But back to the question at hand. How many ovens is too many ovens?
I love my June oven, which, thanks to its computer vision and automated programs, does all the cooking for me. This is doubly great during these nice summer months when I’d rather be outside than indoors cooking. But the June doesn’t have steam, man.
The Anova has steam, but it doesn’t have the automated cook programs of the June. So… I definitely need both right? (Please forward all affirmation/validations to my skeptical wife.)
During our Spoon podcast this week (go give it a listen!), my colleague Jenn Marston pondered aloud whether kitchens even need built-in ovens anymore. I don’t think we’ve quite reached that point yet. The built-in oven is a deep institutional tradition in a home and not something that will die off anytime soon. A traditional oven is also better for a family of four or more. Plus, I’m still hesitant to buy “smart” big appliances because I don’t want them to be bricked. A bricked countertop oven is easier to dispose of/recycle than one built into the kitchen.
The point is, there is a ton of great innovation still happening in the kitchen space, and since this pandemic has me eating more at home — I want all of it.
Now I just need the space for it.
New Food Revue
Kitchen innovation doesn’t end with the new appliances coming into our kitchens. The food we put in those appliances is changing as well.
I mused about this in a post earlier this week after noticing that my days recently have started with a bowl of Magic Spoon cereal and ended with a scoop (or two… or three) of Brave Robot ice cream.
Magic Spoon is gluten-free, keto friendly and bills itself as a healthier kids cereal (for adults), and Brave Robot is the ice cream brand from Perfect Day, which re-creates dairy proteins without the animal.

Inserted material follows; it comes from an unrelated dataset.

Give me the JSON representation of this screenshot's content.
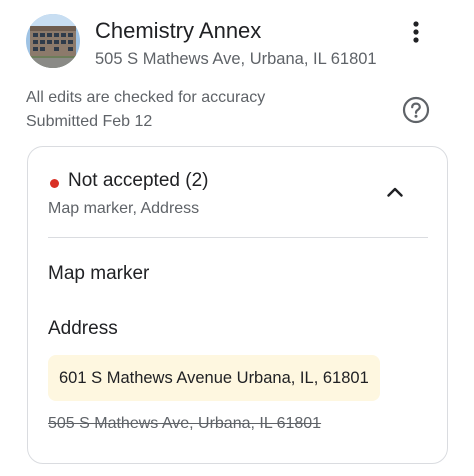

Neither of these two brands were around a little more than a year ago. Yet both occupy places in my kitchen, replacing traditional versions of those products. And it doesn’t end there: I also eat Impossible burgers, plant-based pork rinds, vegan cheese…
You get the gist.
There are so many new brands coming to or already at market at scale ready to take their place in our pantries and fridges, pushing out the old guard. It’s an exciting time. And delicious.
|Food Tech News Roundup|
Daily Harvest has a vending machine – traveling about the East Coast giving out free samples of its vegan ice cream. Daily Harvest, which is known for its smoothie delivery service, is using the vending machine as a promotional stunt for its new Scoops vegan ice cream. The vending machine was in Rhode Island earlier this month and will next head to Domino Park, Brooklyn on Aug. 21 – 23, dishing up free Chocolate + Ooey, Gooey Midnight Fudge, and Mint + Dark, Melty Cacao Chips.
Lever VC Launches Alt-Protein Fund for Early-Stage Companies – Alt-protein-focused venture capital firm Lever VC announced this week that it has launched a new fund targeting early stage plant- and cell-based protein companies. The Lever VC Fund I currently has $23 million in capital commitments, according to a company press release.
Mushlabs Raises $10M to Scale Up Its Mushroom-Fermentation Tech – Biotech company Mushlabs has raised $10 million in Series A funding for its mushroom-fermentation process that can provide alternatives to traditional meat.
2050 Company Kickstarts Powdered Smoothies Made from Upcycled Produce – Ugly fruits and veggies can be pretty appealing (and delicious) when you grind them into dust. That’s the basic pitch for the 2050 Company, which launched its line of instant smoothies made from upcycled produce via Kickstarter today.